As Museveni was being sworn in, police sprayed tear gas at rock-throwing opposition supporters who massed on a major highway to welcome back Kizza Besigye, Uganda's leading opposition politician. That outpouring of support underscored the challenges Museveni faces from a man he has beaten three times at the ballot box but who has become a rallying point for public discontent.
Thousands of supporters lined the road to welcome Besigye, who was returning from Kenya where he had received medical treatment after a brutal arrest by security forces last month. The Ugandan police had fired tear gas or pepper spray at Besigye at point-blank range.
Police again fired tear gas Thursday, said Anne Mugisha, a top leader in Besigye's political party. She said police appeared to be trying to open the road, and that Besigye supporters later hurled stones at security forces. Besigye's drive along the 20-mile (35 kilometer) route from the airport into Kampala took several hours along a road line with security forces.

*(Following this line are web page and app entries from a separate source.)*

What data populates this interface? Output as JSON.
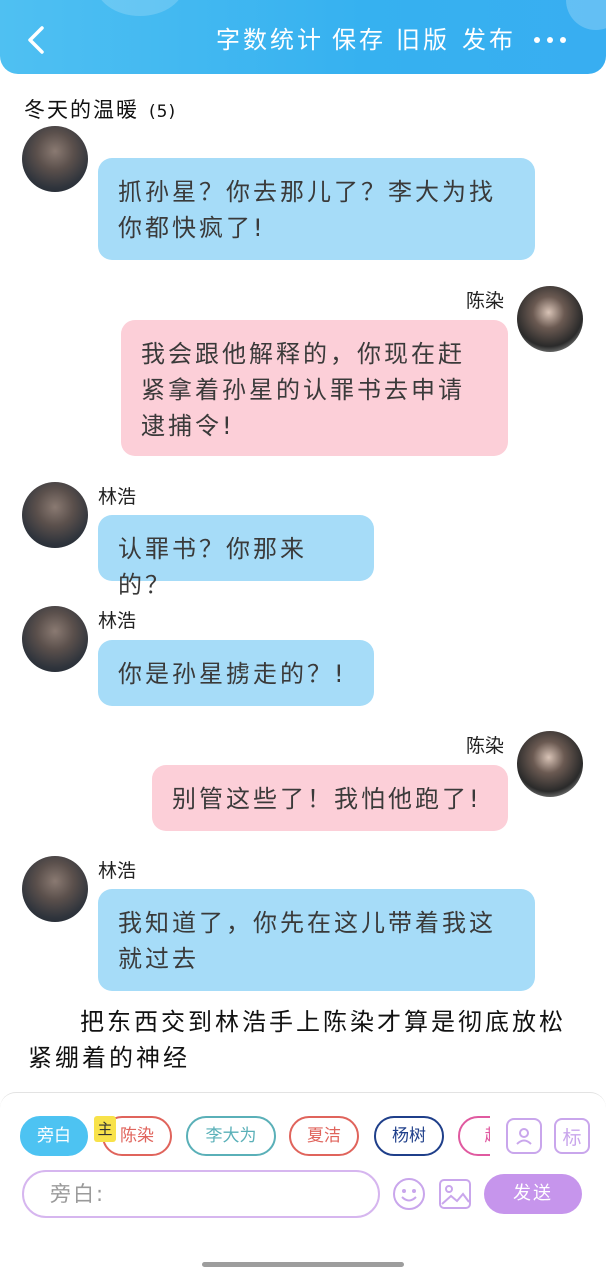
{
  "header": {
    "actions": [
      "字数统计",
      "保存",
      "旧版",
      "发布"
    ]
  },
  "chapter": {
    "title": "冬天的温暖",
    "count": "(5)"
  },
  "messages": [
    {
      "side": "left",
      "sender": "",
      "text": "抓孙星？你去那儿了？李大为找你都快疯了!",
      "color": "blue"
    },
    {
      "side": "right",
      "sender": "陈染",
      "text": "我会跟他解释的，你现在赶紧拿着孙星的认罪书去申请逮捕令!",
      "color": "pink"
    },
    {
      "side": "left",
      "sender": "林浩",
      "text": "认罪书？你那来的？",
      "color": "blue"
    },
    {
      "side": "left",
      "sender": "林浩",
      "text": "你是孙星掳走的？!",
      "color": "blue"
    },
    {
      "side": "right",
      "sender": "陈染",
      "text": "别管这些了！我怕他跑了!",
      "color": "pink"
    },
    {
      "side": "left",
      "sender": "林浩",
      "text": "我知道了，你先在这儿带着我这就过去",
      "color": "blue"
    }
  ],
  "narration": "把东西交到林浩手上陈染才算是彻底放松紧绷着的神经",
  "composer": {
    "roles": [
      {
        "label": "旁白",
        "active": true,
        "color": "#4dc3f2"
      },
      {
        "label": "陈染",
        "active": false,
        "color": "#e0645c"
      },
      {
        "label": "李大为",
        "active": false,
        "color": "#5ab0b8"
      },
      {
        "label": "夏洁",
        "active": false,
        "color": "#e0645c"
      },
      {
        "label": "杨树",
        "active": false,
        "color": "#1f3f8a"
      },
      {
        "label": "赵",
        "active": false,
        "color": "#e05aa0"
      }
    ],
    "main_tag": "主",
    "label_icon": "标",
    "input_placeholder": "旁白:",
    "send_label": "发送"
  },
  "icons": [
    "back-icon",
    "more-icon",
    "add-character-icon",
    "label-icon",
    "emoji-icon",
    "image-icon"
  ]
}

Police spokeswoman Judith Nabakooba said authorities wanted Besigye to use a different route but that he refused.
"They have inconvenienced many people, including those supposed to catch their flights," she said.
Besigye over the last month has been leading "walk to work" protests over the rising cost of food and fuel and government corruption. The marches have been the most serious unrest in sub-Saharan Africa since protests swept out leaders in Egypt and Tunisia.

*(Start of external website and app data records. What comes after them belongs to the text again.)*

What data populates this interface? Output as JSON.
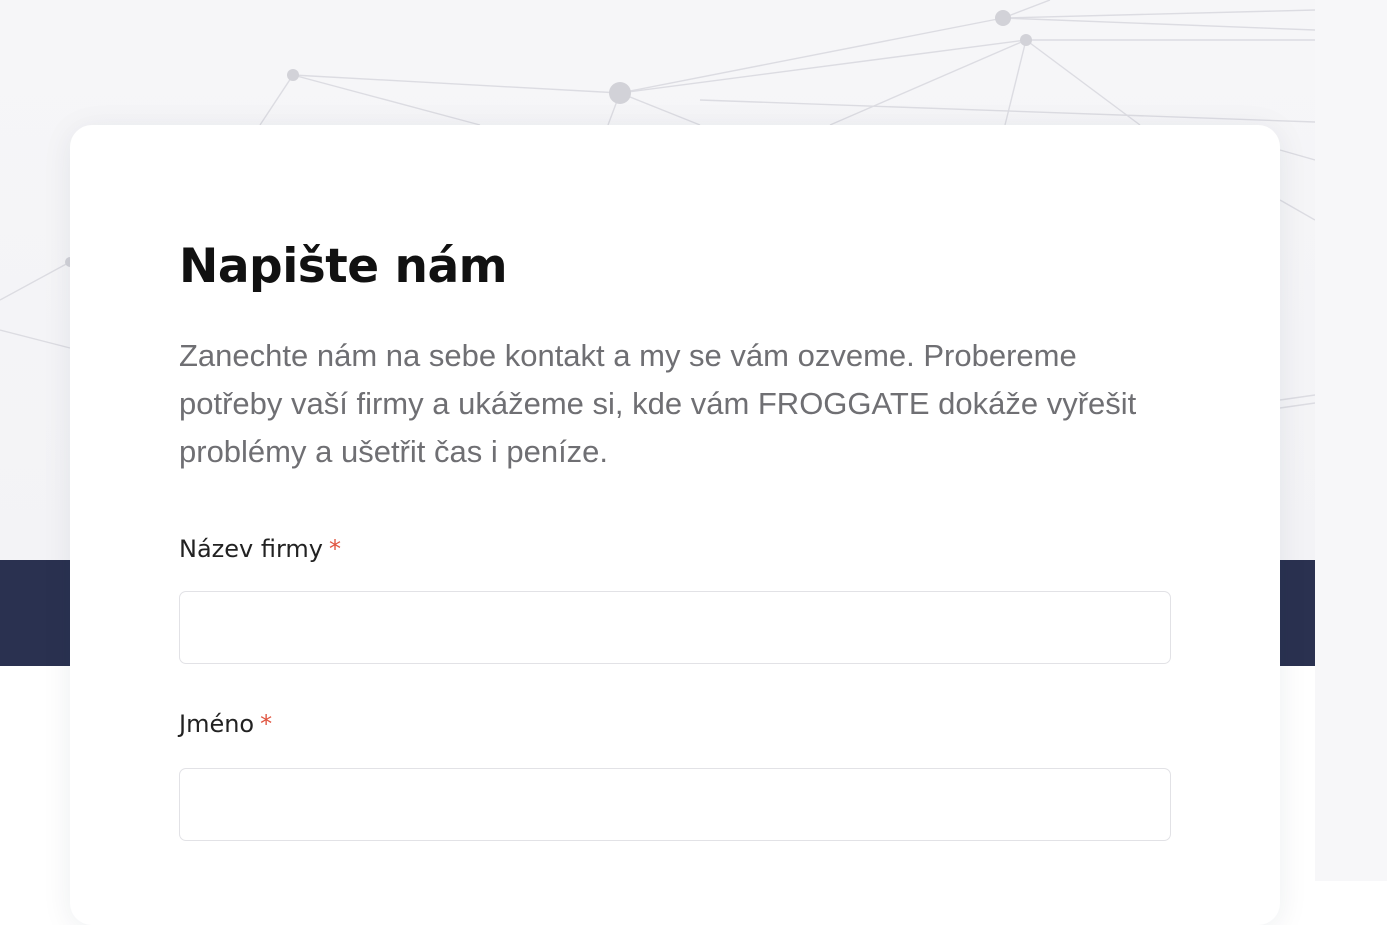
{
  "contact_form": {
    "title": "Napište nám",
    "description": "Zanechte nám na sebe kontakt a my se vám ozveme. Probereme potřeby vaší firmy a ukážeme si, kde vám FROGGATE dokáže vyřešit problémy a ušetřit čas i peníze.",
    "fields": [
      {
        "label": "Název firmy",
        "required_mark": "*",
        "value": "",
        "placeholder": ""
      },
      {
        "label": "Jméno",
        "required_mark": "*",
        "value": "",
        "placeholder": ""
      }
    ]
  },
  "colors": {
    "dark_band": "#2a3150",
    "required_mark": "#e0543f",
    "title": "#111111",
    "description": "#6f6f73"
  }
}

Recognizing the discontent over rising prices, Museveni said in his inauguration speech that Uganda is looking to buy fuel in bulk and that the country would begin pumping its own oil within three years, reducing the need for imports.
"On the issue of food, predictions are showing that this is a temporary problem," Museveni said. "We are likely to have a bumper harvest. The prices will normalize. In the short run we are going to encourage micro-irrigation based on individual farms."

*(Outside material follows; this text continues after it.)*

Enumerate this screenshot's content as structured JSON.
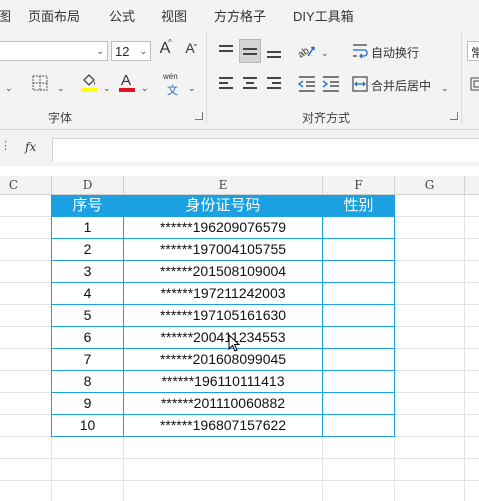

A 21-gun salute rang out before a crowd of thousands who watched the country's chief justice administer the oath at an old airstrip in Kampala that's now an open green space. Leaders from Kenya, Tanzania, Southern Sudan, Nigeria, Congo, Ethiopia and Zimbabwe attended.
Museveni appeared to refer to Besigye in his speech, saying that opponents want to cause chaos but that their "disruptive schemes" will be defeated. Museveni has repeatedly said he won't be ousted by protests.
He also sought to highlight the country's progress in the last 25 years, saying that 8 million primary students are in school today compared with 2.5 million in 1986. Museveni, who seized power in 1986 and is now in his 26th year in office, also promised to fight corruption.
Museveni also indulged in a moment of self-congratulations, saying: "I thank the Ugandans for overwhelmingly voting for me with 68.3 percent."
Although official returns showed Museveni winning that amount, Besigye says the results were falsified and that he and his rival both received a bit under 50 percent of the vote. Such an outcome would have required a run-off.
Uganda has seen sharp spikes in food and fuel prices the last several months, making car or bus travel unaffordable for many. Anger over the increases has fueled Besigye's protests, and security forces have clashed with protesters around the country. Human Rights Watch says government forces have shot and killed nine people during crackdowns on protests.
Museveni, an ex-rebel commander, once criticized African rulers who clung to power. In 2001 he promised to retire from politics but lifted a two-term limit on the presidency and instead ran again in 2006. In justifying his prolonged presidency, Museveni says he is fostering peace, stability and growth.
Besigye used to be Museveni's former personal physician, but broke away from the president over what he viewed as problems within government.
Straziuso contributed from Nairobi, Kenya.